Read the records below. Copy each line where the string "selected" occurs.

++++++++++

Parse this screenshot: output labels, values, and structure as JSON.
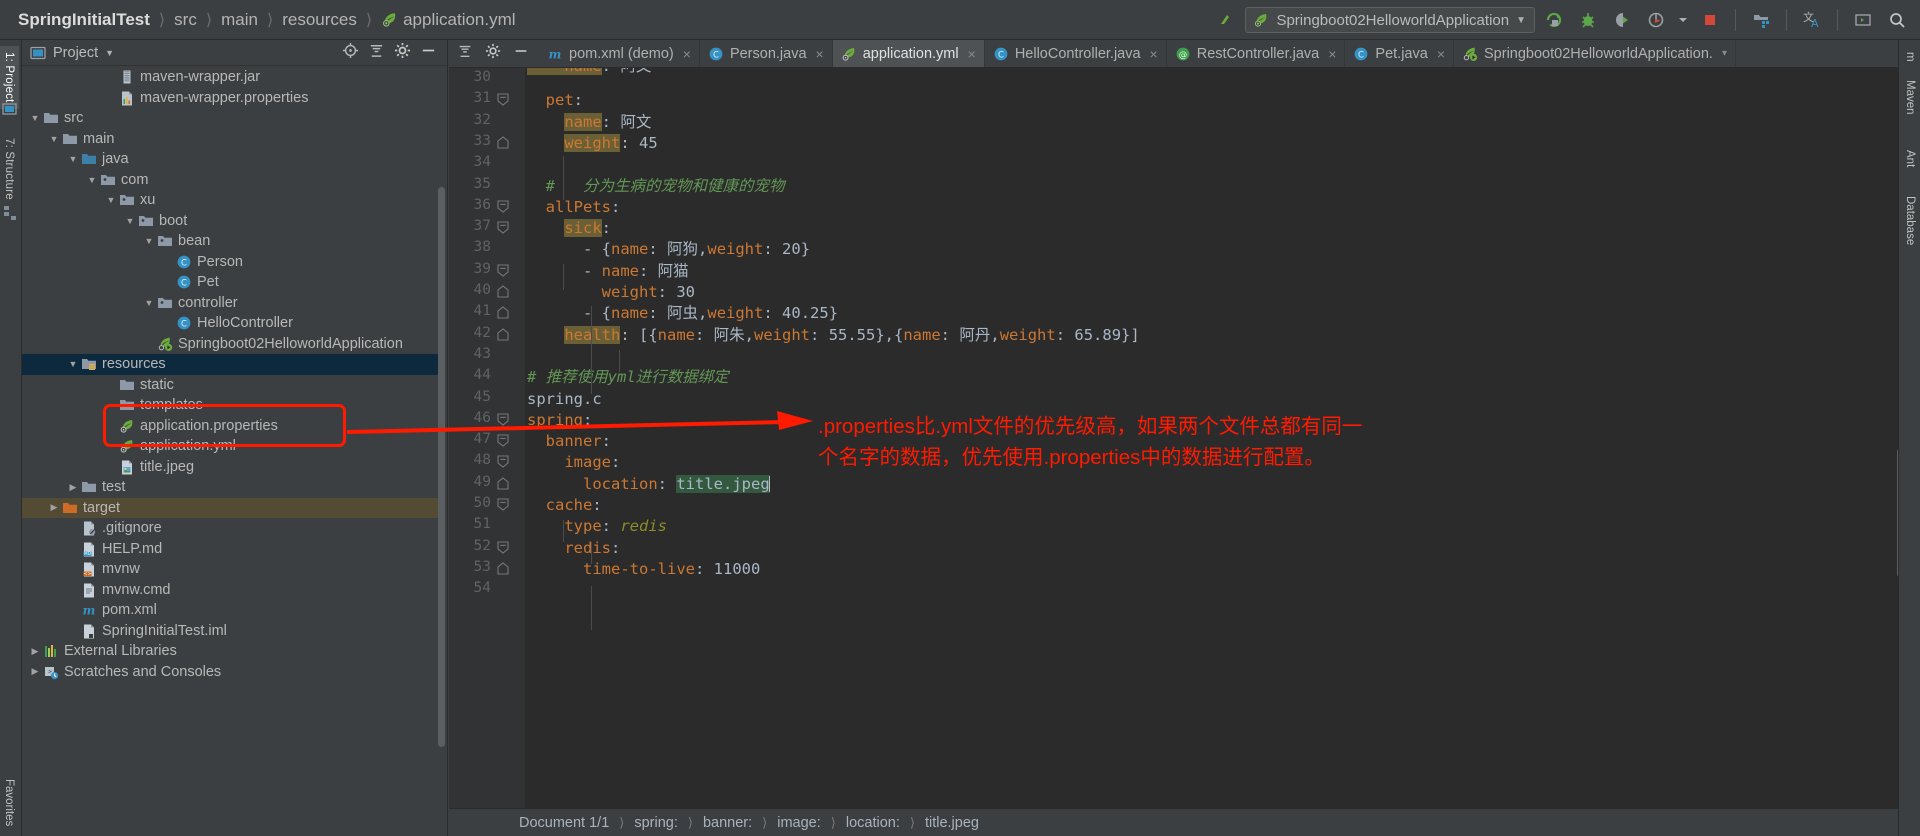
{
  "navbar": {
    "breadcrumbs": [
      {
        "label": "SpringInitialTest",
        "icon": "none"
      },
      {
        "label": "src",
        "icon": "none"
      },
      {
        "label": "main",
        "icon": "none"
      },
      {
        "label": "resources",
        "icon": "none"
      },
      {
        "label": "application.yml",
        "icon": "spring-leaf-icon"
      }
    ],
    "back_icon": "back-arrow-icon",
    "run_config": {
      "label": "Springboot02HelloworldApplication",
      "icon": "spring-leaf-icon",
      "chevron": "▼"
    },
    "buttons": [
      {
        "name": "run-button",
        "icon": "run-icon"
      },
      {
        "name": "debug-button",
        "icon": "bug-icon"
      },
      {
        "name": "run-with-coverage-button",
        "icon": "coverage-icon"
      },
      {
        "name": "profiler-button",
        "icon": "profiler-icon"
      },
      {
        "name": "stop-button",
        "icon": "stop-square-icon"
      },
      {
        "name": "project-structure-button",
        "icon": "project-structure-icon"
      },
      {
        "name": "translate-button",
        "icon": "translate-icon"
      },
      {
        "name": "terminal-button",
        "icon": "terminal-icon"
      },
      {
        "name": "search-everywhere-button",
        "icon": "search-icon"
      }
    ]
  },
  "left_tool_tabs": [
    {
      "label": "1: Project",
      "selected": true
    },
    {
      "label": "7: Structure",
      "selected": false
    },
    {
      "label": "Favorites",
      "selected": false
    }
  ],
  "right_tool_tabs": [
    {
      "label": "m"
    },
    {
      "label": "Maven"
    },
    {
      "label": "Ant"
    },
    {
      "label": "Database"
    }
  ],
  "sidebar": {
    "title": "Project",
    "title_icon": "project-window-icon",
    "title_chevron": "▼",
    "header_icons": [
      {
        "name": "locate-file-icon"
      },
      {
        "name": "collapse-all-icon"
      },
      {
        "name": "settings-gear-icon"
      },
      {
        "name": "hide-icon"
      }
    ],
    "tree": [
      {
        "label": "maven-wrapper.jar",
        "depth": 5,
        "arrow": "none",
        "icon": "jar-file-icon",
        "state": "normal"
      },
      {
        "label": "maven-wrapper.properties",
        "depth": 5,
        "arrow": "none",
        "icon": "properties-file-icon",
        "state": "normal"
      },
      {
        "label": "src",
        "depth": 1,
        "arrow": "expanded",
        "icon": "folder-icon",
        "state": "normal"
      },
      {
        "label": "main",
        "depth": 2,
        "arrow": "expanded",
        "icon": "folder-icon",
        "state": "normal"
      },
      {
        "label": "java",
        "depth": 3,
        "arrow": "expanded",
        "icon": "source-folder-icon",
        "state": "normal"
      },
      {
        "label": "com",
        "depth": 4,
        "arrow": "expanded",
        "icon": "package-icon",
        "state": "normal"
      },
      {
        "label": "xu",
        "depth": 5,
        "arrow": "expanded",
        "icon": "package-icon",
        "state": "normal"
      },
      {
        "label": "boot",
        "depth": 6,
        "arrow": "expanded",
        "icon": "package-icon",
        "state": "normal"
      },
      {
        "label": "bean",
        "depth": 7,
        "arrow": "expanded",
        "icon": "package-icon",
        "state": "normal"
      },
      {
        "label": "Person",
        "depth": 8,
        "arrow": "none",
        "icon": "java-class-icon",
        "state": "normal"
      },
      {
        "label": "Pet",
        "depth": 8,
        "arrow": "none",
        "icon": "java-class-icon",
        "state": "normal"
      },
      {
        "label": "controller",
        "depth": 7,
        "arrow": "expanded",
        "icon": "package-icon",
        "state": "normal"
      },
      {
        "label": "HelloController",
        "depth": 8,
        "arrow": "none",
        "icon": "java-class-icon",
        "state": "normal"
      },
      {
        "label": "Springboot02HelloworldApplication",
        "depth": 7,
        "arrow": "none",
        "icon": "spring-boot-app-icon",
        "state": "normal"
      },
      {
        "label": "resources",
        "depth": 3,
        "arrow": "expanded",
        "icon": "resources-folder-icon",
        "state": "selected"
      },
      {
        "label": "static",
        "depth": 5,
        "arrow": "none",
        "icon": "folder-icon",
        "state": "normal"
      },
      {
        "label": "templates",
        "depth": 5,
        "arrow": "none",
        "icon": "folder-icon",
        "state": "normal"
      },
      {
        "label": "application.properties",
        "depth": 5,
        "arrow": "none",
        "icon": "spring-leaf-icon",
        "state": "normal"
      },
      {
        "label": "application.yml",
        "depth": 5,
        "arrow": "none",
        "icon": "spring-leaf-icon",
        "state": "normal"
      },
      {
        "label": "title.jpeg",
        "depth": 5,
        "arrow": "none",
        "icon": "image-file-icon",
        "state": "normal"
      },
      {
        "label": "test",
        "depth": 3,
        "arrow": "collapsed",
        "icon": "folder-icon",
        "state": "normal"
      },
      {
        "label": "target",
        "depth": 2,
        "arrow": "collapsed",
        "icon": "target-folder-icon",
        "state": "excluded"
      },
      {
        "label": ".gitignore",
        "depth": 3,
        "arrow": "none",
        "icon": "gitignore-file-icon",
        "state": "normal"
      },
      {
        "label": "HELP.md",
        "depth": 3,
        "arrow": "none",
        "icon": "markdown-file-icon",
        "state": "normal"
      },
      {
        "label": "mvnw",
        "depth": 3,
        "arrow": "none",
        "icon": "shell-file-icon",
        "state": "normal"
      },
      {
        "label": "mvnw.cmd",
        "depth": 3,
        "arrow": "none",
        "icon": "text-file-icon",
        "state": "normal"
      },
      {
        "label": "pom.xml",
        "depth": 3,
        "arrow": "none",
        "icon": "maven-pom-icon",
        "state": "normal"
      },
      {
        "label": "SpringInitialTest.iml",
        "depth": 3,
        "arrow": "none",
        "icon": "iml-file-icon",
        "state": "normal"
      },
      {
        "label": "External Libraries",
        "depth": 1,
        "arrow": "collapsed",
        "icon": "libraries-icon",
        "state": "normal"
      },
      {
        "label": "Scratches and Consoles",
        "depth": 1,
        "arrow": "collapsed",
        "icon": "scratches-icon",
        "state": "normal"
      }
    ]
  },
  "editor": {
    "tab_tools": [
      {
        "name": "collapse-all-icon"
      },
      {
        "name": "settings-gear-icon"
      },
      {
        "name": "hide-panel-icon"
      }
    ],
    "tabs": [
      {
        "label": "pom.xml (demo)",
        "icon": "maven-pom-icon",
        "active": false,
        "closable": true
      },
      {
        "label": "Person.java",
        "icon": "java-class-icon",
        "active": false,
        "closable": true
      },
      {
        "label": "application.yml",
        "icon": "spring-leaf-icon",
        "active": true,
        "closable": true
      },
      {
        "label": "HelloController.java",
        "icon": "java-class-icon",
        "active": false,
        "closable": true
      },
      {
        "label": "RestController.java",
        "icon": "java-annotation-icon",
        "active": false,
        "closable": true
      },
      {
        "label": "Pet.java",
        "icon": "java-class-icon",
        "active": false,
        "closable": true
      },
      {
        "label": "Springboot02HelloworldApplication.",
        "icon": "spring-boot-app-icon",
        "active": false,
        "closable": false
      }
    ],
    "first_line_number": 30,
    "lines": [
      {
        "n": 30,
        "fold": "none",
        "tokens": []
      },
      {
        "n": 31,
        "fold": "start",
        "tokens": [
          {
            "t": "  ",
            "c": "k-val"
          },
          {
            "t": "pet",
            "c": "k-key"
          },
          {
            "t": ":",
            "c": "k-val"
          }
        ]
      },
      {
        "n": 32,
        "fold": "none",
        "tokens": [
          {
            "t": "    ",
            "c": "k-val"
          },
          {
            "t": "name",
            "c": "k-hl"
          },
          {
            "t": ": ",
            "c": "k-val"
          },
          {
            "t": "阿文",
            "c": "k-val"
          }
        ]
      },
      {
        "n": 33,
        "fold": "end",
        "tokens": [
          {
            "t": "    ",
            "c": "k-val"
          },
          {
            "t": "weight",
            "c": "k-hl"
          },
          {
            "t": ": ",
            "c": "k-val"
          },
          {
            "t": "45",
            "c": "k-num"
          }
        ]
      },
      {
        "n": 34,
        "fold": "none",
        "tokens": []
      },
      {
        "n": 35,
        "fold": "none",
        "tokens": [
          {
            "t": "  #   分为生病的宠物和健康的宠物",
            "c": "k-cmt"
          }
        ]
      },
      {
        "n": 36,
        "fold": "start",
        "tokens": [
          {
            "t": "  ",
            "c": "k-val"
          },
          {
            "t": "allPets",
            "c": "k-key"
          },
          {
            "t": ":",
            "c": "k-val"
          }
        ]
      },
      {
        "n": 37,
        "fold": "start",
        "tokens": [
          {
            "t": "    ",
            "c": "k-val"
          },
          {
            "t": "sick",
            "c": "k-hl"
          },
          {
            "t": ":",
            "c": "k-val"
          }
        ]
      },
      {
        "n": 38,
        "fold": "none",
        "tokens": [
          {
            "t": "      - {",
            "c": "k-val"
          },
          {
            "t": "name",
            "c": "k-key"
          },
          {
            "t": ": ",
            "c": "k-val"
          },
          {
            "t": "阿狗",
            "c": "k-val"
          },
          {
            "t": ",",
            "c": "k-val"
          },
          {
            "t": "weight",
            "c": "k-key"
          },
          {
            "t": ": ",
            "c": "k-val"
          },
          {
            "t": "20}",
            "c": "k-num"
          }
        ]
      },
      {
        "n": 39,
        "fold": "start",
        "tokens": [
          {
            "t": "      - ",
            "c": "k-val"
          },
          {
            "t": "name",
            "c": "k-key"
          },
          {
            "t": ": ",
            "c": "k-val"
          },
          {
            "t": "阿猫",
            "c": "k-val"
          }
        ]
      },
      {
        "n": 40,
        "fold": "end",
        "tokens": [
          {
            "t": "        ",
            "c": "k-val"
          },
          {
            "t": "weight",
            "c": "k-key"
          },
          {
            "t": ": ",
            "c": "k-val"
          },
          {
            "t": "30",
            "c": "k-num"
          }
        ]
      },
      {
        "n": 41,
        "fold": "end",
        "tokens": [
          {
            "t": "      - {",
            "c": "k-val"
          },
          {
            "t": "name",
            "c": "k-key"
          },
          {
            "t": ": ",
            "c": "k-val"
          },
          {
            "t": "阿虫",
            "c": "k-val"
          },
          {
            "t": ",",
            "c": "k-val"
          },
          {
            "t": "weight",
            "c": "k-key"
          },
          {
            "t": ": ",
            "c": "k-val"
          },
          {
            "t": "40.25}",
            "c": "k-num"
          }
        ]
      },
      {
        "n": 42,
        "fold": "end",
        "tokens": [
          {
            "t": "    ",
            "c": "k-val"
          },
          {
            "t": "health",
            "c": "k-hl"
          },
          {
            "t": ": [{",
            "c": "k-val"
          },
          {
            "t": "name",
            "c": "k-key"
          },
          {
            "t": ": ",
            "c": "k-val"
          },
          {
            "t": "阿朱",
            "c": "k-val"
          },
          {
            "t": ",",
            "c": "k-val"
          },
          {
            "t": "weight",
            "c": "k-key"
          },
          {
            "t": ": ",
            "c": "k-val"
          },
          {
            "t": "55.55},{",
            "c": "k-num"
          },
          {
            "t": "name",
            "c": "k-key"
          },
          {
            "t": ": ",
            "c": "k-val"
          },
          {
            "t": "阿丹",
            "c": "k-val"
          },
          {
            "t": ",",
            "c": "k-val"
          },
          {
            "t": "weight",
            "c": "k-key"
          },
          {
            "t": ": ",
            "c": "k-val"
          },
          {
            "t": "65.89}]",
            "c": "k-num"
          }
        ]
      },
      {
        "n": 43,
        "fold": "none",
        "tokens": []
      },
      {
        "n": 44,
        "fold": "none",
        "tokens": [
          {
            "t": "# 推荐使用yml进行数据绑定",
            "c": "k-cmt"
          }
        ]
      },
      {
        "n": 45,
        "fold": "none",
        "tokens": [
          {
            "t": "spring.c",
            "c": "k-val"
          }
        ]
      },
      {
        "n": 46,
        "fold": "start",
        "tokens": [
          {
            "t": "spring",
            "c": "k-key"
          },
          {
            "t": ":",
            "c": "k-val"
          }
        ]
      },
      {
        "n": 47,
        "fold": "start",
        "tokens": [
          {
            "t": "  ",
            "c": "k-val"
          },
          {
            "t": "banner",
            "c": "k-key"
          },
          {
            "t": ":",
            "c": "k-val"
          }
        ]
      },
      {
        "n": 48,
        "fold": "start",
        "tokens": [
          {
            "t": "    ",
            "c": "k-val"
          },
          {
            "t": "image",
            "c": "k-key"
          },
          {
            "t": ":",
            "c": "k-val"
          }
        ]
      },
      {
        "n": 49,
        "fold": "end",
        "tokens": [
          {
            "t": "      ",
            "c": "k-val"
          },
          {
            "t": "location",
            "c": "k-key"
          },
          {
            "t": ": ",
            "c": "k-val"
          },
          {
            "t": "title.jpeg",
            "c": "k-sel"
          },
          {
            "t": "",
            "c": "caret"
          }
        ]
      },
      {
        "n": 50,
        "fold": "start",
        "tokens": [
          {
            "t": "  ",
            "c": "k-val"
          },
          {
            "t": "cache",
            "c": "k-key"
          },
          {
            "t": ":",
            "c": "k-val"
          }
        ]
      },
      {
        "n": 51,
        "fold": "none",
        "tokens": [
          {
            "t": "    ",
            "c": "k-val"
          },
          {
            "t": "type",
            "c": "k-key"
          },
          {
            "t": ": ",
            "c": "k-val"
          },
          {
            "t": "redis",
            "c": "k-italic"
          }
        ]
      },
      {
        "n": 52,
        "fold": "start",
        "tokens": [
          {
            "t": "    ",
            "c": "k-val"
          },
          {
            "t": "redis",
            "c": "k-key"
          },
          {
            "t": ":",
            "c": "k-val"
          }
        ]
      },
      {
        "n": 53,
        "fold": "end",
        "tokens": [
          {
            "t": "      ",
            "c": "k-val"
          },
          {
            "t": "time-to-live",
            "c": "k-key"
          },
          {
            "t": ": ",
            "c": "k-val"
          },
          {
            "t": "11000",
            "c": "k-num"
          }
        ]
      },
      {
        "n": 54,
        "fold": "none",
        "tokens": []
      }
    ]
  },
  "status_breadcrumb": [
    {
      "label": "Document 1/1"
    },
    {
      "label": "spring:"
    },
    {
      "label": "banner:"
    },
    {
      "label": "image:"
    },
    {
      "label": "location:"
    },
    {
      "label": "title.jpeg"
    }
  ],
  "annotation": {
    "color": "#ff1a00",
    "highlight_target": "application.properties / application.yml",
    "lines": [
      ".properties比.yml文件的优先级高，如果两个文件总都有同一",
      "个名字的数据，优先使用.properties中的数据进行配置。"
    ]
  }
}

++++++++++

--- Answer to the exercise ---
      "selected": true
      "selected": false
      "selected": false
        "state": "selected"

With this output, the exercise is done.